HBO, and lots of other corporations, have been faced with that dreaded sick feeling of finding out that somebody hacked their Twitter or Fb accounts. In many instances, businesses will not be treating their model and good-will the identical means they are treating other corporate belongings like their HR or finance techniques.
Most businesses drive password modifications and two-factor authentication on customers of inner methods. Extra forward considering corporations have carried out privileged account management techniques that permit users to check-out of passwords to high-value or high-risk techniques after which randomize those passwords when they're checked back in. In some instances, a privileged account management system might even disable an account when it isn't being utilized by someone making that account almost hack-proof. Nevertheless, corporations appear to be sluggish with realizing that their Twitter, Facebook or LinkedIn accounts and passwords require exactly the same protection as any of their high-risk or high-value inner techniques. Why is that? Why aren’t corporations no less than turning on two-factor authentication, at a minimal?
The story in query is a superb example of a well known company having injury achieved to their brand by a gaggle of hackers. In contrast to a financial system or an HR system the loss of brand popularity is incalculable but acknowledged to be very high. However the truth that that a model is damaged every time an article is written about what occurred to them. (I really like HBO and I will proceed my subscription however!)
Is it too inconvenient to should check-out a password once you need to Tweet? Or replace your company’s standing on Facebook? Or use two-factor authentication?
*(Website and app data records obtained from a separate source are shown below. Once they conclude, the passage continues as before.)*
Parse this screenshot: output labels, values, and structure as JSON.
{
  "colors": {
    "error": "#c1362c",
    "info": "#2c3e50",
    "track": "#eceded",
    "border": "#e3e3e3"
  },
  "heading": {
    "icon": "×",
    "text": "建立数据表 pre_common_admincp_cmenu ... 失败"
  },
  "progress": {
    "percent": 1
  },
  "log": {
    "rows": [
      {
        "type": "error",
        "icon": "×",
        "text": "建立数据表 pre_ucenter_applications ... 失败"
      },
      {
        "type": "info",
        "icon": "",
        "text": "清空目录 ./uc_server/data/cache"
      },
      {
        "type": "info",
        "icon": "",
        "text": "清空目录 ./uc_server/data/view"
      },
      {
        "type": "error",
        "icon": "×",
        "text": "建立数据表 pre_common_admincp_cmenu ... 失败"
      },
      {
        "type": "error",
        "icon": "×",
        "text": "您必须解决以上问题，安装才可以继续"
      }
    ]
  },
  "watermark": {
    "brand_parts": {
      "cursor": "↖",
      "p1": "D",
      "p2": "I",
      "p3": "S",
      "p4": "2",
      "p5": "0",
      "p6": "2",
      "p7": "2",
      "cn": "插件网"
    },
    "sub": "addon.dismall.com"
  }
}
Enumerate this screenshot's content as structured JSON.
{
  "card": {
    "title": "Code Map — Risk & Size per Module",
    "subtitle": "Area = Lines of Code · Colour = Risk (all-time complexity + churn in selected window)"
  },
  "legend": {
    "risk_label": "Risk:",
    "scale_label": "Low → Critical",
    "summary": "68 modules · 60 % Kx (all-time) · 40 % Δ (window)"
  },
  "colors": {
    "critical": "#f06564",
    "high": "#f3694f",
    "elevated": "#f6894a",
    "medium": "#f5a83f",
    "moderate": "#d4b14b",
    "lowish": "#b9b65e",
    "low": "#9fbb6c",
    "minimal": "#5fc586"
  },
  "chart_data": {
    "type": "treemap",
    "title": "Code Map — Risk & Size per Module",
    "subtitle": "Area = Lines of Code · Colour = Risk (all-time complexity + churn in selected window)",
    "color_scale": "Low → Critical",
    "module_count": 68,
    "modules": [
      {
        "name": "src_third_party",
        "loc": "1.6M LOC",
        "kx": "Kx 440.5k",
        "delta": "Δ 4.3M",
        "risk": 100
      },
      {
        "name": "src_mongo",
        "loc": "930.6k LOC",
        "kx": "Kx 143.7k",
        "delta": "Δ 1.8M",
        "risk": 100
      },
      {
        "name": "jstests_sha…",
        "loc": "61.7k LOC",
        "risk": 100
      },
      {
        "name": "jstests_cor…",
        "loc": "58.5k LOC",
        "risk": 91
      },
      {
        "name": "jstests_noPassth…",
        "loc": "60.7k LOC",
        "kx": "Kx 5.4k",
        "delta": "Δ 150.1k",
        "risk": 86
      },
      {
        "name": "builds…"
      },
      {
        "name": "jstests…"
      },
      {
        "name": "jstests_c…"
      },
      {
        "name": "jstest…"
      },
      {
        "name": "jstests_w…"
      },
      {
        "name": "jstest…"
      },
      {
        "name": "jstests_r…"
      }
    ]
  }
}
Do you've got many social media staff who all want access to the same social media accounts on the similar time so that you’re sharing a password with many and two-factor authentication doesn’t work for shared accounts? Most trendy privileged account management methods provide the functionality of defining policies like “require check-out after hours”, “require check-out if outdoors the network”, or “anticipate check-in earlier than check-out” to make sure that only one individual is posting at a time. It’s even potential to make sure that the social media staff never see the password that they are testing! A mixture of these kinds of insurance policies might easily level-up your safety of your social media (privileged) accounts. A very good system would also be sure that any passwords used by staff that aren’t randomized are checked towards an inventory of recognized, hacked, passwords which might be in the dictionaries of most hackers. An awesome example of a few of these well-known hacked passwords embrace: starwars, 123456 or qwerty.
It’s really time to start out protecting your Fb, LinkedIn, Twitter, Tumblr, Instagram and all different social media techniques with as much safety as your accounts payable or human assets system. There are not any technical excuses.
Concerning the writer: Jackson Shaw is senior director of product management at One Identity, an id and access management company previously beneath Dell. Jackson has been leading safety, directory and id initiatives for 25 years.